  1. Place the boned chicken skin side down on a work counter. Use some of the stuffing mixture to fill the places in the legs where the bones used to be. Take the rest of the mixture and shape it into an oval mass about as long as the chicken. Put it in the center of the chicken, and bring the bird’s skin around and over it, covering the stuffing completely. One edge of the skin should overlap the other by approximately 1 inch. Mold the mass under the skin with your hands to restore the chicken as closely as possible to its original shape.
  2. Sew up the skin, starting at the neck and working down toward the tail. Use a sort of overcast stitch, looping the stitches over the edge of the skin. Make sure you have sewn up all the openings and have put the needle out of harm’s way, outside the kitchen.

Cooking the Chicken

  1. Preheat the oven to 375°.
  2. Place the chicken in a roasting pan. Put the olive oil and chopped rosemary with some salt into a small bowl and beat lightly with a fork. Dip a pastry brush into the mixture and paint the chicken. Turn the chicken breast side down and place it in the upper middle the oven.
  3. After 25 minutes, turn the oven thermostat down to 325°, turn the chicken onto its back, use the pastry brush to baste the breast with the juices that have collected in the pan, and cook for 20 minutes more.
  4. Pour over it half the vermouth; after 10 to 15 minutes, pour over the remaining vermouth and cook for 15 minutes longer.
  5. Remove the pan from the oven, and cut away the thread. Scatter the bay leaves in the bottom of the pan. Put the rum on a large serving spoon, set fire to it with a match, and quickly pour it over the chicken.
  6. Place the chicken on a carving board and pour the juices from the pan into a warm saucer or small sauceboat.

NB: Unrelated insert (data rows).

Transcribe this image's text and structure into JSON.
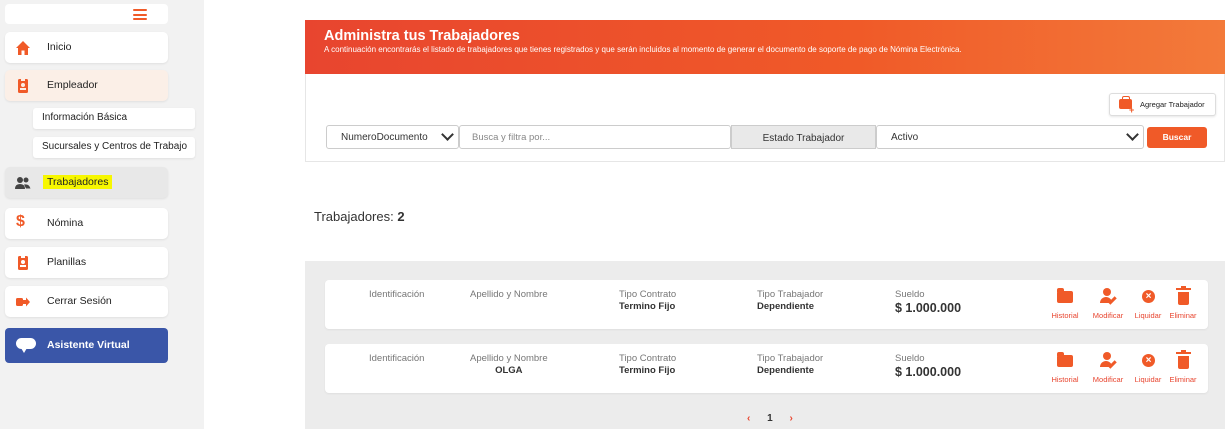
{
  "sidebar": {
    "items": [
      {
        "label": "Inicio",
        "icon": "home-icon"
      },
      {
        "label": "Empleador",
        "icon": "badge-icon"
      },
      {
        "label": "Trabajadores",
        "icon": "users-icon"
      },
      {
        "label": "Nómina",
        "icon": "dollar-icon"
      },
      {
        "label": "Planillas",
        "icon": "clipboard-icon"
      },
      {
        "label": "Cerrar Sesión",
        "icon": "logout-icon"
      }
    ],
    "subitems": [
      {
        "label": "Información Básica"
      },
      {
        "label": "Sucursales y Centros de Trabajo"
      }
    ],
    "assistant_label": "Asistente Virtual"
  },
  "header": {
    "title": "Administra tus Trabajadores",
    "subtitle": "A continuación encontrarás el listado de trabajadores que tienes registrados y que serán incluidos al momento de generar el documento de soporte de pago de Nómina Electrónica."
  },
  "toolbar": {
    "add_label": "Agregar Trabajador",
    "filter_field": "NumeroDocumento",
    "search_placeholder": "Busca y filtra por...",
    "estado_label": "Estado Trabajador",
    "estado_value": "Activo",
    "search_button": "Buscar"
  },
  "count": {
    "label": "Trabajadores:",
    "value": "2"
  },
  "columns": {
    "id": "Identificación",
    "name": "Apellido y Nombre",
    "contract": "Tipo Contrato",
    "worker_type": "Tipo Trabajador",
    "salary": "Sueldo"
  },
  "workers": [
    {
      "id": "",
      "name": "",
      "contract": "Termino Fijo",
      "worker_type": "Dependiente",
      "salary": "$ 1.000.000"
    },
    {
      "id": "",
      "name": "OLGA",
      "contract": "Termino Fijo",
      "worker_type": "Dependiente",
      "salary": "$ 1.000.000"
    }
  ],
  "actions": {
    "history": "Historial",
    "edit": "Modificar",
    "settle": "Liquidar",
    "delete": "Eliminar"
  },
  "pagination": {
    "current": "1",
    "prev": "‹",
    "next": "›"
  },
  "colors": {
    "accent": "#f05a28",
    "assistant": "#3a56a8",
    "highlight": "#f7f700"
  }
}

  7. Carve the chicken at the table, starting at the neck, making thin slices. Pour a few drops of the warm juices over each slice when serving. If serving the bird cold omit the juices.